A clear example of this phenomenon can be seen with web servers. As open source software has a clear majority of the market share for in-use web servers, it would not be far-fetched to say the internet itself depends on open source. The most popular web server is the Apache HTTP Server, more commonly referred to as Apache, which serves around 40% of all websites. Apache is an open source web server software that was released over 25 years ago. That’s 25 years of development and maintenance by the community itself, ensuring it has the reliability people desire in the number one web server.
While open-source software is built by the internet community, that does not mean the entire community has the same preferences. It’s for this reason that not only is the number one web server open source, but the number two web server is as well. NGINX is reported as the second most popular web server, serving around 32% of websites. With it being open source as well, it’s clear that open source web servers are the standard.
Another example of open source being widely used can be seen in database management engines. MySQL and Postgres, both open source, are the second and fourth most popular engines, respectively. MySQL, whose co-founder forked it to make MariaDB, is a good example of how having open source software as the standard is good for the community, regardless of how it changes over time. If a company ever decides to make future versions proprietary, it won’t be catastrophic to the community. They can follow this method and fork the open source version to continue building off of that. Being the de facto standard causes open source software to be built with reliability in mind, but also results in continued reliability as the community maintains it.
Open source software also makes it easy to build connecting tools. An example of a company doing this is Heroku, who has add-ons that build off of these open source projects, such as Apache Kafka, a streaming data service, and Heroku Postgres, a managed SQL database-as-a-service. Tools like these are more likely to be built if open source projects are de facto standards, and their creation makes it even more advantageous to be familiar with open source software.
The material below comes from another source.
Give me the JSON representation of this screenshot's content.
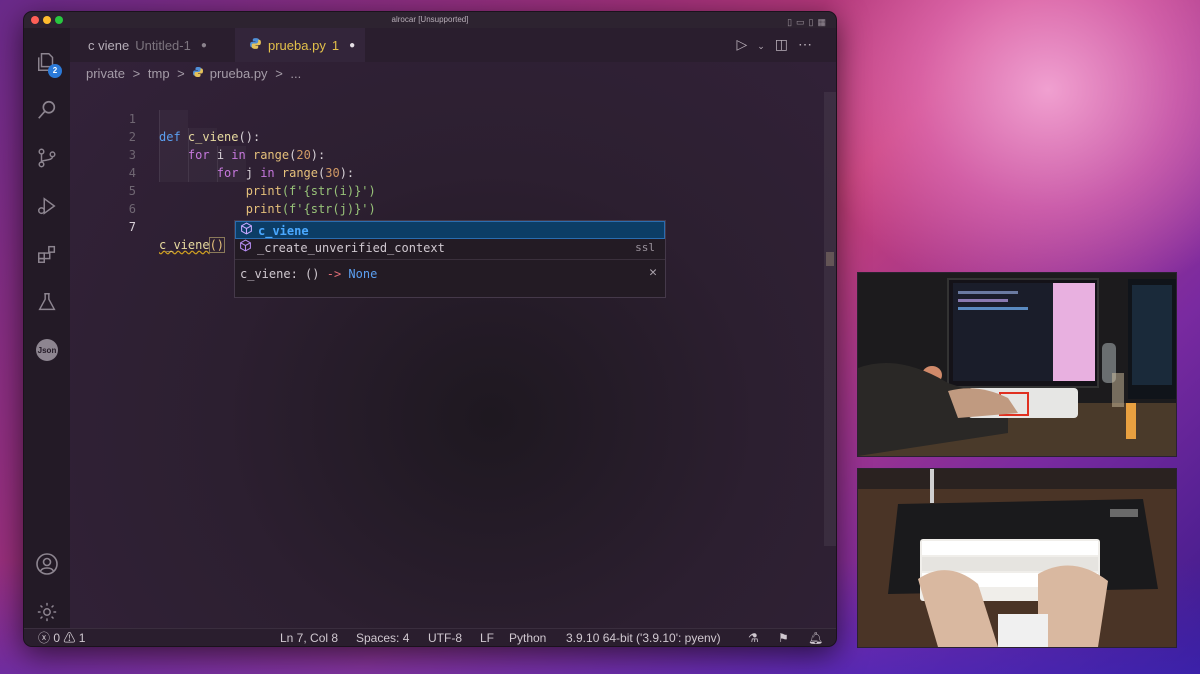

The virtuous cycle of open source encourages its use as a translation layer. Its widespread use leads to a community focus on reliability, which causes even more usage. A popular project then becomes like a Rosetta Stone for future projects.
Let’s say you’re a developer trying to connect two tools. You make the translation layer you built open source, letting others use it for their tools. As a result, those developers get the benefit of having the work for this integration already done for them, and you get the benefit of harnessing the power of the community to ensure its continued reliability. And, because it's open source, and thus owned by the community, there’s no risk of these tools becoming disconnected at any one contributor’s whim. Plus, in accordance with Kerckhoff’s principle, there is added security when systems are designed without obscurity in mind.
With the proliferation of devices, apps, and web APIs, there are an incredible amount of tools that are integrated with each other. Without open source interfaces widely available to encourage their integration, they would be much less connected than they are now.
With so many tools available, no developer can possibly build every possible integration. Translation layers solve this problem. That’s why we chose to build Ockam to support this need. Specifically, the open source projects of Ockam address many of the needs for translation layers between devices and cloud services.
Ockam provides software development kits and hosted cloud services to securely connect your devices to popular cloud servers like Amazon Web Services, Microsoft Azure, and Google Cloud. Our tools are open source, encouraging both community introspection and contribution. Building upon open source’s natural role as an integrator, we’ve focused on a thin—but important—layer of the stack.
The Ockam Cloud SDK allows you to direct encrypted data from your edge devices to cloud services. With the Cloud SDK, there’s a trustworthy way for cloud applications to get messages from applications on these devices.
The same trustworthiness can be present if you’re connecting your edge devices to Ockam-enabled cloud applications. Great for Linux-based devices (another example of the widespread use of open source software), the Ockam Edge SDK makes sure you can trust the data coming from them.
We believe that open source can make it easier to integrate devices and cloud services. That’s why we’re working on a number of open source tools to help the developer community. Be sure to check out the full product list to see how we help you navigate connected systems.